NEW YORK (The Deal) -- Danaher (DHR) said Wednesday it would acquire Pall (PLL), which makes water-filtration products, for $13.8 billion in cash and debt and then split the merged entity into two independent companies.
Terms of the deal call for Washington-based Danaher to pay $127.20 per share in cash for Pall, a premium of 7.2% to the target's close. Danaher said that after the merger closes, it will separate into a science and technology company, which would include the Pall assets, and an industrials firm, which would take a new name.
Port Washington, N.Y.-based Pall is a maker of filtration, separation and purification products, generating $2.8 billion in annual sales from the life sciences and industrials markets. The company's $1.5 billion life sciences segment serves pharmaceuticals, food and beverage, and medical end markets, while the industrials segment caters to aerospace and electronics among other uses.
Danaher CEO Thomas P. Joyce Jr. said in a statement that Pall is "the premier brand in the filtration industry," with strong margins and reliable organic growth. The company expects Pall to contribute about 40 cents per share to non-GAAP 2016 earnings per share.

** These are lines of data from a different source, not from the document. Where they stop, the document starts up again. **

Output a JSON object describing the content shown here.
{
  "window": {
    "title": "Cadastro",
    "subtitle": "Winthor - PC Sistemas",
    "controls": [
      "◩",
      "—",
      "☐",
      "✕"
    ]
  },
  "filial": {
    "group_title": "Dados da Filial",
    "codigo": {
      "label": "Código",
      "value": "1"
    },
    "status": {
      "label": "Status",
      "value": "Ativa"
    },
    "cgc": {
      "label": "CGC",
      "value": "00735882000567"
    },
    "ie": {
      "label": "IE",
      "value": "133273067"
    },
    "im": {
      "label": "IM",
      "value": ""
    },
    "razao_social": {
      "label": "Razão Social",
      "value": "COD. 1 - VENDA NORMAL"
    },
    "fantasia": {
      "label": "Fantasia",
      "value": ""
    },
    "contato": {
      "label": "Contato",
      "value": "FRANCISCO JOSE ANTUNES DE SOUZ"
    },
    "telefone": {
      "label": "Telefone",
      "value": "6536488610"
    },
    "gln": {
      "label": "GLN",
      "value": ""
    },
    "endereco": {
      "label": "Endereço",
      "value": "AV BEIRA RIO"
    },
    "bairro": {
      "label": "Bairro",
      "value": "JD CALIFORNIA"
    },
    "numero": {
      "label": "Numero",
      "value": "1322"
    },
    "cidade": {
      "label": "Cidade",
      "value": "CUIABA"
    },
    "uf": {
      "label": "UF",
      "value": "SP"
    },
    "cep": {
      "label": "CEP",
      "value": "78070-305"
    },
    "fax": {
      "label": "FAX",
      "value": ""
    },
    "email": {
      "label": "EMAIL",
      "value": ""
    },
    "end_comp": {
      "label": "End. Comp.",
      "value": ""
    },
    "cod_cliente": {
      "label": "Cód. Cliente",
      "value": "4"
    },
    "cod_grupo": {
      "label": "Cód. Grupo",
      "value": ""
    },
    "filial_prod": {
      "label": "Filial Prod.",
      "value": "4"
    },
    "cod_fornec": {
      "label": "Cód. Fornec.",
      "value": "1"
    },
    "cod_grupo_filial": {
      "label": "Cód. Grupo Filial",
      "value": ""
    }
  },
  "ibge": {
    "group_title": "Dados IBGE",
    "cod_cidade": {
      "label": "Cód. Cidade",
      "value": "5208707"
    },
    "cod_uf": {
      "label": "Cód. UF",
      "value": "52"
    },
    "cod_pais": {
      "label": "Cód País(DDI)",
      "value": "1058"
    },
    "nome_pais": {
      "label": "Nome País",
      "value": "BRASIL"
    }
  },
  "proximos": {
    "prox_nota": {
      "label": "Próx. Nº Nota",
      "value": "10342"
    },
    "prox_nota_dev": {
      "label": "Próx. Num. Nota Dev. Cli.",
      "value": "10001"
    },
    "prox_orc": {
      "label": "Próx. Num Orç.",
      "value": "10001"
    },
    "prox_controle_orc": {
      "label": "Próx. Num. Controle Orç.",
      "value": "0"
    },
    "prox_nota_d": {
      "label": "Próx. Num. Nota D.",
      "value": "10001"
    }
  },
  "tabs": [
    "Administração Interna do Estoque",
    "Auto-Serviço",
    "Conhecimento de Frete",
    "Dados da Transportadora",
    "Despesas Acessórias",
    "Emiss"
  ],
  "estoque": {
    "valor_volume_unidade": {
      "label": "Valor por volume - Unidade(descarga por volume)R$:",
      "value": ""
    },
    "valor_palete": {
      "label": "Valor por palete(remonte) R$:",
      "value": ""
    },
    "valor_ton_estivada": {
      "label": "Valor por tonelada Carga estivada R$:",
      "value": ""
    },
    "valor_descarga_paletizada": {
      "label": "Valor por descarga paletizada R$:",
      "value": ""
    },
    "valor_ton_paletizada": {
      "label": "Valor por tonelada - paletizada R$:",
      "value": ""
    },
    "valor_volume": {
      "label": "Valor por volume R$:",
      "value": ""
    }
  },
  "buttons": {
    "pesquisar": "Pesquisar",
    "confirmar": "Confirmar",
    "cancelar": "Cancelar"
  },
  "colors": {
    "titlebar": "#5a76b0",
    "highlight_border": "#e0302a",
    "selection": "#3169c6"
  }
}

"Pall will provide us a leading business with significant runway for expansion and strengthens our life sciences position in the strategically-attractive, high-growth biopharmaceutical market," Joyce said.
Danaher, named after its founders' favorite Montana fishing stream, has been an aggressive consolidator since being formed as a platform for 1980s corporate raiders Steven and Mitchell Rales. Industrial bankers say the company has been on the hunt for a big deal since last summer while at the same time transitioning from longtime CEO H. Lawrence Culp to Joyce.
The company said that it intends to split by the end of 2016, creating an industrials firm with $6 billion in annual sales that makes a range of sensors and instruments for test and measurement, retail fueling, telematics and automation. Danaher said that firm, which will be named before the split, is expected to have "an outstanding margin profile and tremendous free cash flow generation," which should give it flexibility in deploying capital.
What remains at Danaher will have about $16.5 billion in annual sales and opportunities for growth in life sciences and diagnostics, dental, water quality and related businesses.
"Danaher has always been at its best when all platforms have the ability to invest in the highest impact organic growth opportunities, pursue meaningful acquisitions and use the Danaher Business System to continuously improve performance," Joyce said. "Each company will be more focused with access to the capital necessary to pursue organic and inorganic growth opportunities."
After the split, Joyce and CFO Daniel L. Comas will remain at Danaher, while James A. Lico, current executive vice president with responsibility for the test and measurement businesses, will become CEO of the split-off entity.
Lico said that after the separation the unit will have "a renewed emphasis on M&A for many of these businesses."